[EXERCISE INPUT]
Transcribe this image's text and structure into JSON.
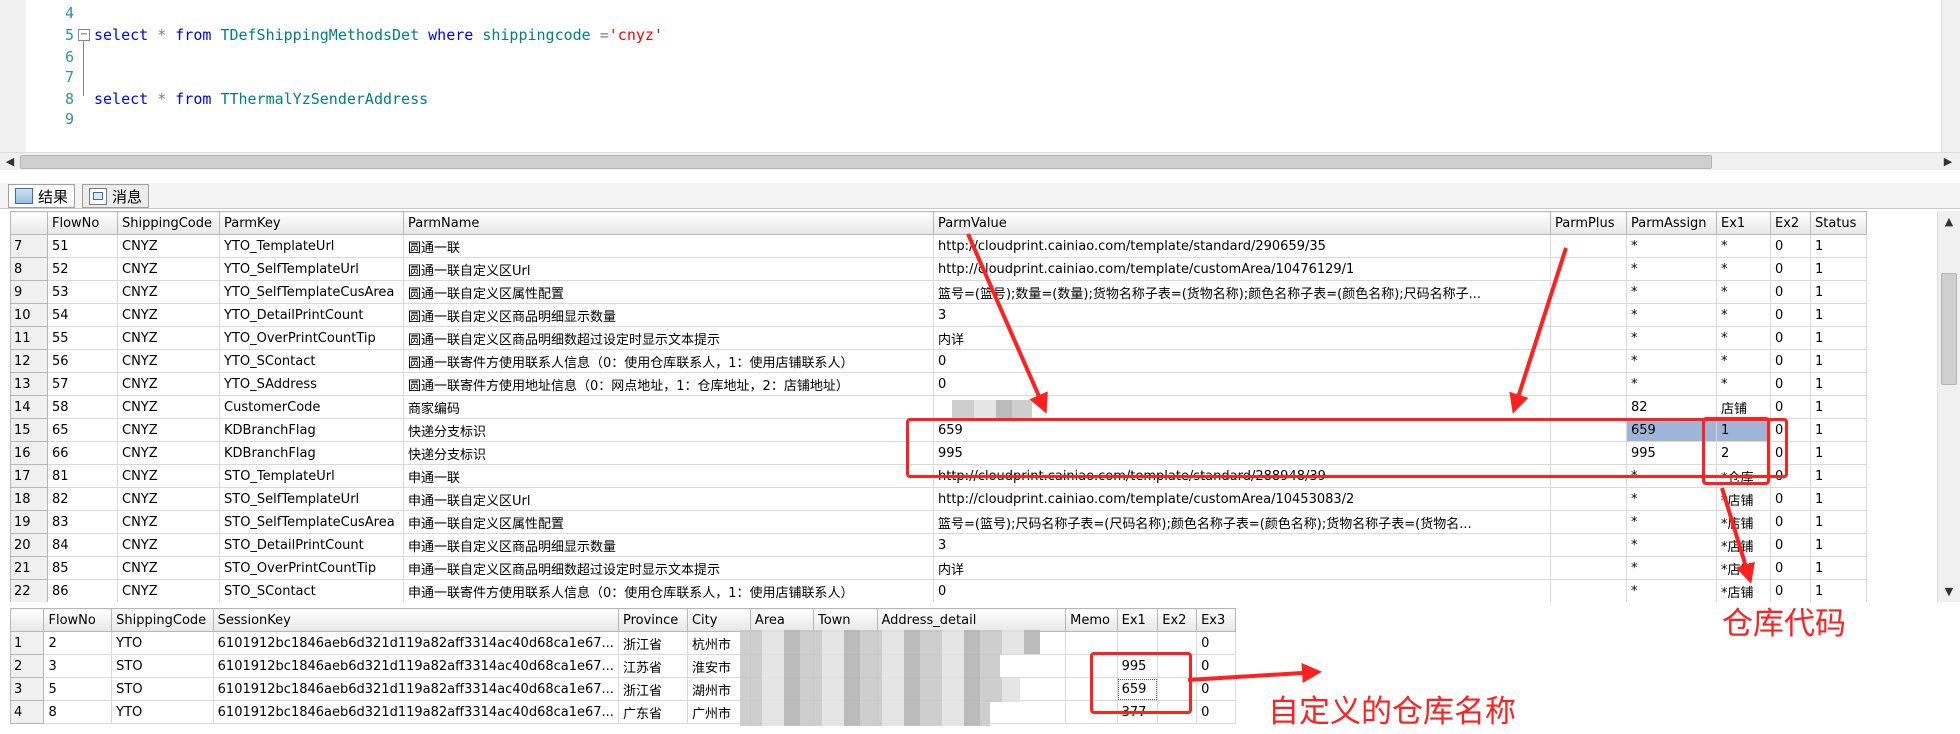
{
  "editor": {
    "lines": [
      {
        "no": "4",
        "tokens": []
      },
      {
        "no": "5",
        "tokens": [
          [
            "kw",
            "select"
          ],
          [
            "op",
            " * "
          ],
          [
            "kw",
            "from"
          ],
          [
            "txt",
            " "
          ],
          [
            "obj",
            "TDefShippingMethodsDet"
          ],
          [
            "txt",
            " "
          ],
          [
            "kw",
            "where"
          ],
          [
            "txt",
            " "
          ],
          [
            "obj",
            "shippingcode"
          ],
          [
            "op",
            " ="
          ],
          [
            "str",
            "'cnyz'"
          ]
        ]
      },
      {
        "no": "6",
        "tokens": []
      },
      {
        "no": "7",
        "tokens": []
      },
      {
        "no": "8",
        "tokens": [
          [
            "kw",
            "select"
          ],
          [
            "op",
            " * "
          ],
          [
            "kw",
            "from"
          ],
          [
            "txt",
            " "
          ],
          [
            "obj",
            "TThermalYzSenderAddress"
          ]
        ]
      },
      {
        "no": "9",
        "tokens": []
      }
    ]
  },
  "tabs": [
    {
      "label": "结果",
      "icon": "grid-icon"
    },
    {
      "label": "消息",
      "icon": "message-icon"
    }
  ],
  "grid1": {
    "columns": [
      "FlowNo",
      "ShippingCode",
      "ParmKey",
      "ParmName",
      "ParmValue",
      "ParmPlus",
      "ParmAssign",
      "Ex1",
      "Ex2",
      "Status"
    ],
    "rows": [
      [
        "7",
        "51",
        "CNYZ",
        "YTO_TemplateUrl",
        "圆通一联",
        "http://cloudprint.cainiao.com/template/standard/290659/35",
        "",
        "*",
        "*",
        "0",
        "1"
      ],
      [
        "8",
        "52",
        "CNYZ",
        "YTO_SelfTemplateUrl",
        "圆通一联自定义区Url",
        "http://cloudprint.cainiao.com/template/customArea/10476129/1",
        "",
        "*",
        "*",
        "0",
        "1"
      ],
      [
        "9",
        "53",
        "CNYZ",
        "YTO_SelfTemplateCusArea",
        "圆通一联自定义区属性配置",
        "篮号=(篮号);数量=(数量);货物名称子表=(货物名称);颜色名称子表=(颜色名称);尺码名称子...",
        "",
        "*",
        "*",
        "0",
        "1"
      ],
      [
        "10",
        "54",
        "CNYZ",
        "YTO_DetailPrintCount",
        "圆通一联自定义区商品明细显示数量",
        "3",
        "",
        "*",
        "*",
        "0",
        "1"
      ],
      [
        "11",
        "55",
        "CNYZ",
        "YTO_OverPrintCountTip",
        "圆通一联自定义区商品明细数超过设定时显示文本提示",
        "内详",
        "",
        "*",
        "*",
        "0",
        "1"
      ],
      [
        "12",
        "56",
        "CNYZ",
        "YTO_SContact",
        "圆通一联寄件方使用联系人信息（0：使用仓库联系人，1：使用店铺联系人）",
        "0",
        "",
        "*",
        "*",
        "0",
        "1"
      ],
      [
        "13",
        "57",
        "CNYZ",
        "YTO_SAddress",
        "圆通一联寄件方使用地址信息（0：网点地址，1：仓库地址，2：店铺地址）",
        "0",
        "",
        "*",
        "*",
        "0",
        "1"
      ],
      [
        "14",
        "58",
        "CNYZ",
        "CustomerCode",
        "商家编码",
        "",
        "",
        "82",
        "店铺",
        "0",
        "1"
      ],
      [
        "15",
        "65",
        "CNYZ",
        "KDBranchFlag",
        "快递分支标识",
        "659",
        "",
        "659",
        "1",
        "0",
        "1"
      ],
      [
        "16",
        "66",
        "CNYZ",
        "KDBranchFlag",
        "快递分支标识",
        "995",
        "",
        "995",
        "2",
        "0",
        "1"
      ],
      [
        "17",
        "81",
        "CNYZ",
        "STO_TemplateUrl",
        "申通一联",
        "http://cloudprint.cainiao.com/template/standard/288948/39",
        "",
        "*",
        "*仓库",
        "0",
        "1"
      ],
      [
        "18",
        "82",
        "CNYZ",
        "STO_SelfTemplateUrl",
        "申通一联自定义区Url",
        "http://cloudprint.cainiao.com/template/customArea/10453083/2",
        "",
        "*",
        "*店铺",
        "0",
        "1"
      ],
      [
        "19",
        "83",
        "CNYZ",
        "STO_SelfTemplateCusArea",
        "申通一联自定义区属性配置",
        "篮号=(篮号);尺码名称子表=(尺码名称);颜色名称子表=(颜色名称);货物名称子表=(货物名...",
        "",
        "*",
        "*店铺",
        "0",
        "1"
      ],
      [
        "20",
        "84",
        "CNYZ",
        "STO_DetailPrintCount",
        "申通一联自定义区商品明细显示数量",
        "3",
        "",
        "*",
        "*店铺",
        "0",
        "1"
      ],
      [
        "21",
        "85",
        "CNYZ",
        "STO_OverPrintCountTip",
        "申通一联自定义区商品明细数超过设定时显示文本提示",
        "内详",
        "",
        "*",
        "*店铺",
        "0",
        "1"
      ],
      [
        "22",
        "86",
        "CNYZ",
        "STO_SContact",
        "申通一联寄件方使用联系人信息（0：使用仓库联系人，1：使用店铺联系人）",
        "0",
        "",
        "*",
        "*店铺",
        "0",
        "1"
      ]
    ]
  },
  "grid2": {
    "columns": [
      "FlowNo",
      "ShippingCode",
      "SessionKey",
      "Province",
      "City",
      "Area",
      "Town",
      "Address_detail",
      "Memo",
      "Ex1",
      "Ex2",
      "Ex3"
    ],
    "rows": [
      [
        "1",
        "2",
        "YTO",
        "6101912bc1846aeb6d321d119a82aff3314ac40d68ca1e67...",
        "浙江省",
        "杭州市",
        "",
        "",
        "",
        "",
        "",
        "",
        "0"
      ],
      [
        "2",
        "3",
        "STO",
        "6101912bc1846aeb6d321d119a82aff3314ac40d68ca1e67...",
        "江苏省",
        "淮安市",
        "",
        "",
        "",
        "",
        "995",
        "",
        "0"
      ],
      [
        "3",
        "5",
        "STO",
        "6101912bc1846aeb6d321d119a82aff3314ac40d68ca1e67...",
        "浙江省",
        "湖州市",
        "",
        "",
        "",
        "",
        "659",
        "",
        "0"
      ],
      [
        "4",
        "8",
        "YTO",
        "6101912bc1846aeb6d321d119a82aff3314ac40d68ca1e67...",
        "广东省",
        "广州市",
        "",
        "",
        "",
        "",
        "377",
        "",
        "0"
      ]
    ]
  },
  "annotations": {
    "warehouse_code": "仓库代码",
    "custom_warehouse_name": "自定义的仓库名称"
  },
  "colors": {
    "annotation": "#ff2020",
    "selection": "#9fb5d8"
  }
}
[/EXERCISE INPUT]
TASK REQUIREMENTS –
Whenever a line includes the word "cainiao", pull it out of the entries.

RESPONSE AREA –
        "http://cloudprint.cainiao.com/template/standard/290659/35",
        "http://cloudprint.cainiao.com/template/customArea/10476129/1",
        "http://cloudprint.cainiao.com/template/standard/288948/39",
        "http://cloudprint.cainiao.com/template/customArea/10453083/2",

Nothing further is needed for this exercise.